● Exercise description: Nothing but an exact copy of the records below counts as the answer.

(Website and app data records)
[Start of Attachment]

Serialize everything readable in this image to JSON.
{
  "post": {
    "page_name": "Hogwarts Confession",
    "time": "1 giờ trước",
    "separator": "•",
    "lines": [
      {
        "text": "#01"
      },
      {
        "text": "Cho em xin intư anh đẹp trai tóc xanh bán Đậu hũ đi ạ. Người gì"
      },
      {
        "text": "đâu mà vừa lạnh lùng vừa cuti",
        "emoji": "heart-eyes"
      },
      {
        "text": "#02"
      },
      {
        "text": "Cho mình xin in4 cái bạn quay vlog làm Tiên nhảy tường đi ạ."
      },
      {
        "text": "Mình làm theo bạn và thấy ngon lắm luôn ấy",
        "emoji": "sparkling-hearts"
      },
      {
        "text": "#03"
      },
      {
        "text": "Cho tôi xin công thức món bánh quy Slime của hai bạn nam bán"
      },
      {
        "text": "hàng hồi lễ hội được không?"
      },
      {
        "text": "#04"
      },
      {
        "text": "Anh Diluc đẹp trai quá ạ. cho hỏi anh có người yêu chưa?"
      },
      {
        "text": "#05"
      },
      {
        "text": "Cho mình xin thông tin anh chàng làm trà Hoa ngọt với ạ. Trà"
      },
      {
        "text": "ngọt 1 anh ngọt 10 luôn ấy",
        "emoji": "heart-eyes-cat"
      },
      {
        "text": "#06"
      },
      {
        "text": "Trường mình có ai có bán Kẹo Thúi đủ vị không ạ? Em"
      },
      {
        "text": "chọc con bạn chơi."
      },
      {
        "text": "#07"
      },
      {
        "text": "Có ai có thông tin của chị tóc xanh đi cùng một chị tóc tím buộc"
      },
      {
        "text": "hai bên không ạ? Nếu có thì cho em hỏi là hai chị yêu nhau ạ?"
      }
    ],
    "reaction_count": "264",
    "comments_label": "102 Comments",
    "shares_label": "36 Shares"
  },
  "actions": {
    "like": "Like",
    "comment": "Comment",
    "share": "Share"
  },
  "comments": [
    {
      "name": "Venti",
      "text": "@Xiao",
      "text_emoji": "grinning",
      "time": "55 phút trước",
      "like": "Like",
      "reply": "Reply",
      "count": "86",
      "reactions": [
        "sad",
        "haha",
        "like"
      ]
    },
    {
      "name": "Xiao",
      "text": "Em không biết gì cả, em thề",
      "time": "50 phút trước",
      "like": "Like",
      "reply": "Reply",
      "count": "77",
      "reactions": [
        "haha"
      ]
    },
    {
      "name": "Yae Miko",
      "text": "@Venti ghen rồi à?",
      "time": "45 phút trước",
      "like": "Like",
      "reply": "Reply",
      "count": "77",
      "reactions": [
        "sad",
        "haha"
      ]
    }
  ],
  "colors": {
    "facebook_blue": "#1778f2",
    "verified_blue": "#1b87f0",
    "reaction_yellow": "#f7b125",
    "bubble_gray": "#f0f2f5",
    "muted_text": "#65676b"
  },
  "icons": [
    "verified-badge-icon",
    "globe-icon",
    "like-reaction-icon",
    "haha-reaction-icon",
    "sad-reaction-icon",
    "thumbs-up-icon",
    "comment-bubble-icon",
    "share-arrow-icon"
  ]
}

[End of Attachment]

● Solution:
Serialize everything readable in this image to JSON.
{
  "post": {
    "page_name": "Hogwarts Confession",
    "time": "1 giờ trước",
    "separator": "•",
    "lines": [
      {
        "text": "#01"
      },
      {
        "text": "Cho em xin intư anh đẹp trai tóc xanh bán Đậu hũ đi ạ. Người gì"
      },
      {
        "text": "đâu mà vừa lạnh lùng vừa cuti",
        "emoji": "heart-eyes"
      },
      {
        "text": "#02"
      },
      {
        "text": "Cho mình xin in4 cái bạn quay vlog làm Tiên nhảy tường đi ạ."
      },
      {
        "text": "Mình làm theo bạn và thấy ngon lắm luôn ấy",
        "emoji": "sparkling-hearts"
      },
      {
        "text": "#03"
      },
      {
        "text": "Cho tôi xin công thức món bánh quy Slime của hai bạn nam bán"
      },
      {
        "text": "hàng hồi lễ hội được không?"
      },
      {
        "text": "#04"
      },
      {
        "text": "Anh Diluc đẹp trai quá ạ. cho hỏi anh có người yêu chưa?"
      },
      {
        "text": "#05"
      },
      {
        "text": "Cho mình xin thông tin anh chàng làm trà Hoa ngọt với ạ. Trà"
      },
      {
        "text": "ngọt 1 anh ngọt 10 luôn ấy",
        "emoji": "heart-eyes-cat"
      },
      {
        "text": "#06"
      },
      {
        "text": "Trường mình có ai có bán Kẹo Thúi đủ vị không ạ? Em"
      },
      {
        "text": "chọc con bạn chơi."
      },
      {
        "text": "#07"
      },
      {
        "text": "Có ai có thông tin của chị tóc xanh đi cùng một chị tóc tím buộc"
      },
      {
        "text": "hai bên không ạ? Nếu có thì cho em hỏi là hai chị yêu nhau ạ?"
      }
    ],
    "reaction_count": "264",
    "comments_label": "102 Comments",
    "shares_label": "36 Shares"
  },
  "actions": {
    "like": "Like",
    "comment": "Comment",
    "share": "Share"
  },
  "comments": [
    {
      "name": "Venti",
      "text": "@Xiao",
      "text_emoji": "grinning",
      "time": "55 phút trước",
      "like": "Like",
      "reply": "Reply",
      "count": "86",
      "reactions": [
        "sad",
        "haha",
        "like"
      ]
    },
    {
      "name": "Xiao",
      "text": "Em không biết gì cả, em thề",
      "time": "50 phút trước",
      "like": "Like",
      "reply": "Reply",
      "count": "77",
      "reactions": [
        "haha"
      ]
    },
    {
      "name": "Yae Miko",
      "text": "@Venti ghen rồi à?",
      "time": "45 phút trước",
      "like": "Like",
      "reply": "Reply",
      "count": "77",
      "reactions": [
        "sad",
        "haha"
      ]
    }
  ],
  "colors": {
    "facebook_blue": "#1778f2",
    "verified_blue": "#1b87f0",
    "reaction_yellow": "#f7b125",
    "bubble_gray": "#f0f2f5",
    "muted_text": "#65676b"
  },
  "icons": [
    "verified-badge-icon",
    "globe-icon",
    "like-reaction-icon",
    "haha-reaction-icon",
    "sad-reaction-icon",
    "thumbs-up-icon",
    "comment-bubble-icon",
    "share-arrow-icon"
  ]
}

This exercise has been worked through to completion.